Interest in third-party certification for green buildings continues to climb, with 62 percent of respondents to a biennial survey by an international building firm saying they are extremely likely or very likely to seek LEED approval if they undertake a construction project.
That's up from 48 percent the last time Turner Construction Co. asked about the Leadership in Energy and Environmental Design (LEED) certification for its Green Building Market Barometer in 2012.
What a difference two years makes.
In that time period the percentage of business executives likely to seek green certification under an alternate rating system also grew — more than doubling from 17 percent to 43 percent. Their other options include Green Globes and Energy Star programs.

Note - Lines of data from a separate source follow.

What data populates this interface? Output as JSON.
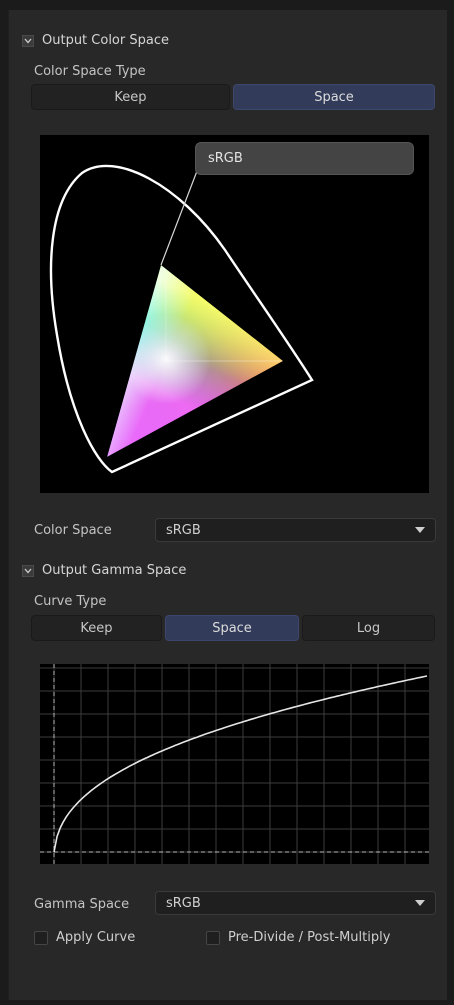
{
  "output_color_space": {
    "section_label": "Output Color Space",
    "type_label": "Color Space Type",
    "type_buttons": [
      "Keep",
      "Space"
    ],
    "active_type": "Space",
    "chromaticity_tag": "sRGB",
    "color_space_label": "Color Space",
    "color_space_value": "sRGB"
  },
  "output_gamma_space": {
    "section_label": "Output Gamma Space",
    "curve_type_label": "Curve Type",
    "curve_buttons": [
      "Keep",
      "Space",
      "Log"
    ],
    "active_curve": "Space",
    "gamma_space_label": "Gamma Space",
    "gamma_space_value": "sRGB"
  },
  "options": {
    "apply_curve_label": "Apply Curve",
    "apply_curve_checked": false,
    "predivide_label": "Pre-Divide / Post-Multiply",
    "predivide_checked": false
  },
  "colors": {
    "panel_bg": "#282828",
    "active_button": "#323b5a",
    "plot_bg": "#000000"
  },
  "icons": {
    "section_toggle": "chevron-down-icon",
    "dropdown": "caret-down-icon"
  }
}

Jerry Yudelson, president of the Green Building Initiative, which administers Green Globes, is pleased with the gain in the number of survey respondents willing to look at other choices to LEED, which has become the most widely used green building program in the world since its launch in 2000.
Green Globes, which started in 2004, is considered by many to be a LEED rival that is friendlier to the plastics and lumber industries. The non-profit group bills itself as the “practical” program because certification can be achieved online at a cheaper cost than LEED.
“The market for green building certification is clearly changing with building owners more interested in cost-effective rating systems that help them to design and operate commercial properties,” Yudelson said in a news release. “We view this as a positive sign for the future growth of Green Globes family of green building rating systems.”
Yudelson, a former national board member for the U.S. Green Building Council, which oversees LEED, became president of the Green Building Initiative in January 2014.
The latest edition of Turner's market barometer also shows of the survey respondents — 312 executives from corporate, construction, architecture, engineering, real estate and development companies — 71 percent are expanding their planning emphasis beyond energy-efficient buildings to water-efficient improvements.
Turner is a New York-based construction company with 5,200 employees working on more than 1,500 projects each year.